__Exercise__
Look below for the line with "Read all visible content and emit it as JSON." and the line with "Enumerate this screenshot's". Copy exactly those two lines and every line between, but not the pictures.
......
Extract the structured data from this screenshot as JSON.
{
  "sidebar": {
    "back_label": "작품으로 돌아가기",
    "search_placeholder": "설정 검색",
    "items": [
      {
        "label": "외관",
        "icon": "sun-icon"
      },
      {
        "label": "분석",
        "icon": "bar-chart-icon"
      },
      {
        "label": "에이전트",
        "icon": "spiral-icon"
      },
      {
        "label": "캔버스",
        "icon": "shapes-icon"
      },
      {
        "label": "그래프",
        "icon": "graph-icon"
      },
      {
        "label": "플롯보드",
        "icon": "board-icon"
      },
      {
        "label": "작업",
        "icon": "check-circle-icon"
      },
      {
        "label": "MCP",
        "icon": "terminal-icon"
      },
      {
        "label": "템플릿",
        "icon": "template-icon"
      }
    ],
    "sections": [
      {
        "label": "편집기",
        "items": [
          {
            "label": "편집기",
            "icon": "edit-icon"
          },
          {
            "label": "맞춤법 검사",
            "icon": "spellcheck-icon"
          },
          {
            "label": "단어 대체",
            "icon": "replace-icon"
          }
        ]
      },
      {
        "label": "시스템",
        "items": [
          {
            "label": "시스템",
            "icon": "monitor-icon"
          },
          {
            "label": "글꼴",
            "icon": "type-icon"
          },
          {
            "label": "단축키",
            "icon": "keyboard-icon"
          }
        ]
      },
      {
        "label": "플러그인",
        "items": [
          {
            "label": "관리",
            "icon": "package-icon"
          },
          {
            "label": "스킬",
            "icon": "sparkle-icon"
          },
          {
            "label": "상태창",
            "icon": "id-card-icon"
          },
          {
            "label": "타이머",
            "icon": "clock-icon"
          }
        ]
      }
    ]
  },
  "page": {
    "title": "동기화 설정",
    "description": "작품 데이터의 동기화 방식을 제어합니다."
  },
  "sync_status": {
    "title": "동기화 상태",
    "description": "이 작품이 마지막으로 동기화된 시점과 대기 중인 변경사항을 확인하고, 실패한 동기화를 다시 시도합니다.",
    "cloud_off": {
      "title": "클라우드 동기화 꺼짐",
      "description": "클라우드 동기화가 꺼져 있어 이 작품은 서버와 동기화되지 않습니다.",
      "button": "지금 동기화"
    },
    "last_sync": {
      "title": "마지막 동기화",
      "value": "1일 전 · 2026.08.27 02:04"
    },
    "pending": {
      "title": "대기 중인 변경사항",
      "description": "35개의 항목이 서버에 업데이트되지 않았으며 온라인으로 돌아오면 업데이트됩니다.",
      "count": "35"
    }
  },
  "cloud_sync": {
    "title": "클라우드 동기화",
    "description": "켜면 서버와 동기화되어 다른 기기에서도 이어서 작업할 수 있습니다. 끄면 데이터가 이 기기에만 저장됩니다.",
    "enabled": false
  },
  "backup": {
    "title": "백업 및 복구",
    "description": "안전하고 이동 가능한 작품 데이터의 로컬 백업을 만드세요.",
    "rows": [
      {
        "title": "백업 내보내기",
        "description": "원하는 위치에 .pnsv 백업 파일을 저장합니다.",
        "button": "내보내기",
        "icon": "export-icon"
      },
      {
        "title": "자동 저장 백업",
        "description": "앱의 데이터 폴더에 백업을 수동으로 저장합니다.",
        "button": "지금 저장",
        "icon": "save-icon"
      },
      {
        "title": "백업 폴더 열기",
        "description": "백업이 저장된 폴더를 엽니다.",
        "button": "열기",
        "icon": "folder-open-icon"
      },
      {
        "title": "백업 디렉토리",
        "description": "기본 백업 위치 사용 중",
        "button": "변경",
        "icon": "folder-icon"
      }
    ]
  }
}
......
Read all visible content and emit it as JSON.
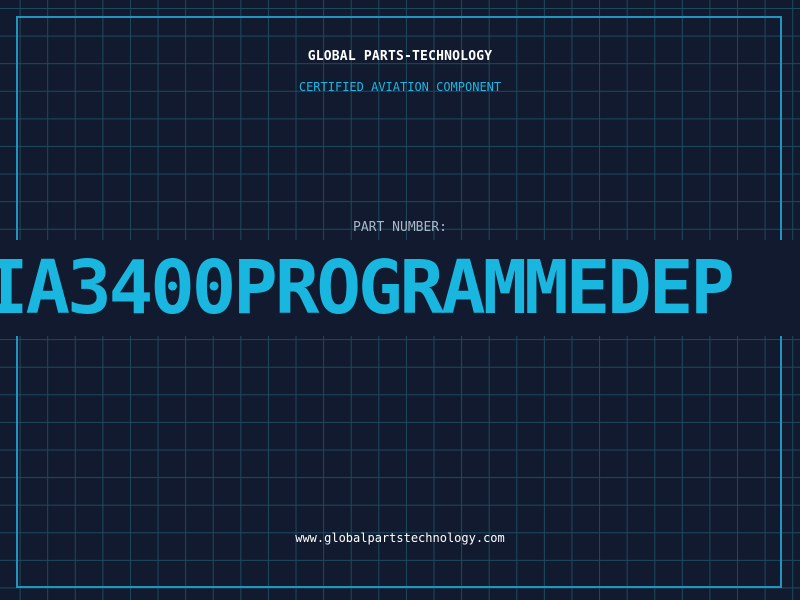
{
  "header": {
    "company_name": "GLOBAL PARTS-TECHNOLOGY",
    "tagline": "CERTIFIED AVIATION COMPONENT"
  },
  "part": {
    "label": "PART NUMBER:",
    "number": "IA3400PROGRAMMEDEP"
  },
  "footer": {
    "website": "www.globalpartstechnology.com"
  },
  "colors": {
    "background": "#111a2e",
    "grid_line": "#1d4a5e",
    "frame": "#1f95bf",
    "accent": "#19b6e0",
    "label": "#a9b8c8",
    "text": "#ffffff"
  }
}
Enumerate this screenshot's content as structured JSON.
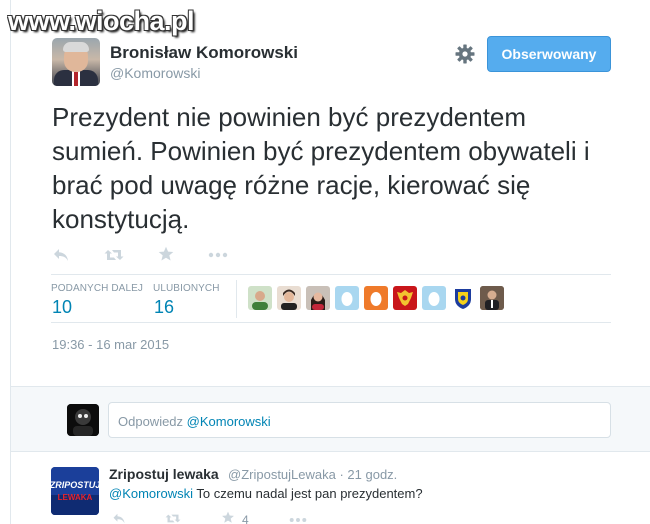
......
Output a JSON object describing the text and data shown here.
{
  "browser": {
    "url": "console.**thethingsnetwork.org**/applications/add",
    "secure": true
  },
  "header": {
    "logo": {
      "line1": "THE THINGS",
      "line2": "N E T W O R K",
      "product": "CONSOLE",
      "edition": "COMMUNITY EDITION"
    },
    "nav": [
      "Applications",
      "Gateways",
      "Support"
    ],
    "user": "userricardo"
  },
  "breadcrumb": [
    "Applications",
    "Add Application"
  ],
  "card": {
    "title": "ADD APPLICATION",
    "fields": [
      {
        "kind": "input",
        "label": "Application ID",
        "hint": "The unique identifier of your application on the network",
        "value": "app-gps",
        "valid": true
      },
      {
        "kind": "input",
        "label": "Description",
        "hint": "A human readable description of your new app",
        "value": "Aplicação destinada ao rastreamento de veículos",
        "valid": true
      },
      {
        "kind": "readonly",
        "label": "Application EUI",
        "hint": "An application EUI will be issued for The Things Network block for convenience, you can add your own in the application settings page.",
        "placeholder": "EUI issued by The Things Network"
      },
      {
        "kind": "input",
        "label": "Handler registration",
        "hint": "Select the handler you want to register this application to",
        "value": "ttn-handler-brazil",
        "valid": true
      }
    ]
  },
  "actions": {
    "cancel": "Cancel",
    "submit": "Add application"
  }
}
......
__Expected output__
Read all visible content and emit it as JSON.
{
  "header": {
    "company_name": "GLOBAL PARTS-TECHNOLOGY",
    "tagline": "CERTIFIED AVIATION COMPONENT"
  },
  "part": {
    "label": "PART NUMBER:",
    "number": "IA3400PROGRAMMEDEP"
  },
  "footer": {
    "website": "www.globalpartstechnology.com"
  },
  "colors": {
    "background": "#111a2e",
    "grid_line": "#1d4a5e",
    "frame": "#1f95bf",
    "accent": "#19b6e0",
    "label": "#a9b8c8",
    "text": "#ffffff"
  }
}
Enumerate this screenshot's content as structured JSON.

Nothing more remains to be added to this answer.